Task to complete = Each line of the records must appear in your answer exactly, with no pictures.

Element data from apps and pages =
☆ ☆ ☆
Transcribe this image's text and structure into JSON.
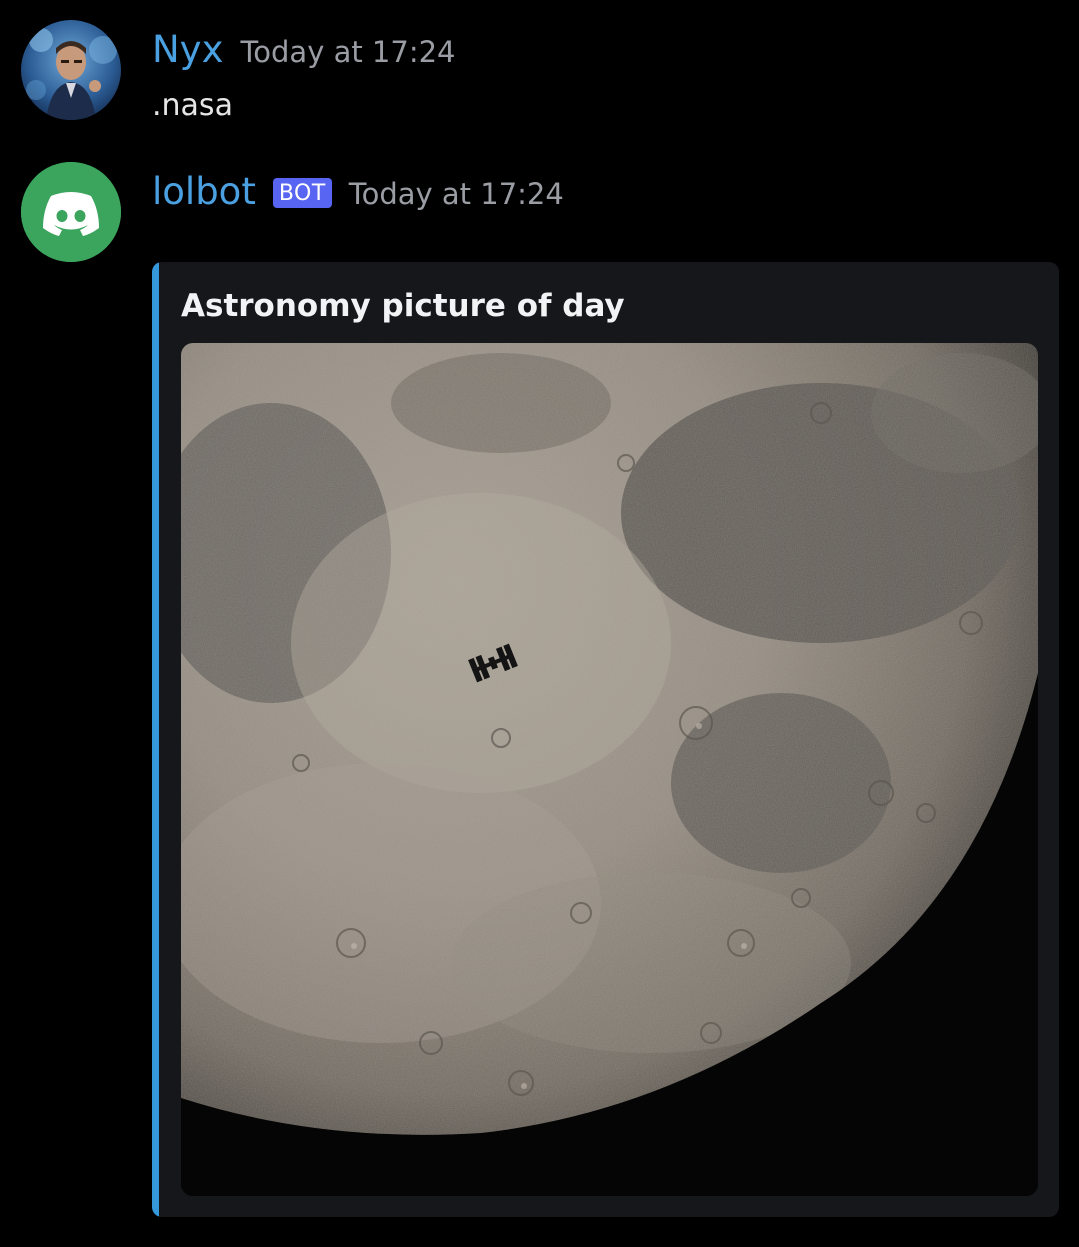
{
  "messages": [
    {
      "username": "Nyx",
      "timestamp": "Today at 17:24",
      "content": ".nasa",
      "avatar_icon": "user-avatar"
    },
    {
      "username": "lolbot",
      "bot_tag": "BOT",
      "timestamp": "Today at 17:24",
      "avatar_icon": "discord-logo-icon",
      "embed": {
        "title": "Astronomy picture of day",
        "image": "moon-with-iss-photo",
        "accent_color": "#3498db"
      }
    }
  ],
  "colors": {
    "background": "#000000",
    "username": "#4aa0e0",
    "timestamp": "#9a9da3",
    "bot_tag": "#5865f2",
    "bot_avatar": "#3ba55d",
    "embed_background": "#16171b"
  }
}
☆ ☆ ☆
Output for this task =
Transcribe this image's text and structure into JSON.
{
  "messages": [
    {
      "username": "Nyx",
      "timestamp": "Today at 17:24",
      "content": ".nasa",
      "avatar_icon": "user-avatar"
    },
    {
      "username": "lolbot",
      "bot_tag": "BOT",
      "timestamp": "Today at 17:24",
      "avatar_icon": "discord-logo-icon",
      "embed": {
        "title": "Astronomy picture of day",
        "image": "moon-with-iss-photo",
        "accent_color": "#3498db"
      }
    }
  ],
  "colors": {
    "background": "#000000",
    "username": "#4aa0e0",
    "timestamp": "#9a9da3",
    "bot_tag": "#5865f2",
    "bot_avatar": "#3ba55d",
    "embed_background": "#16171b"
  }
}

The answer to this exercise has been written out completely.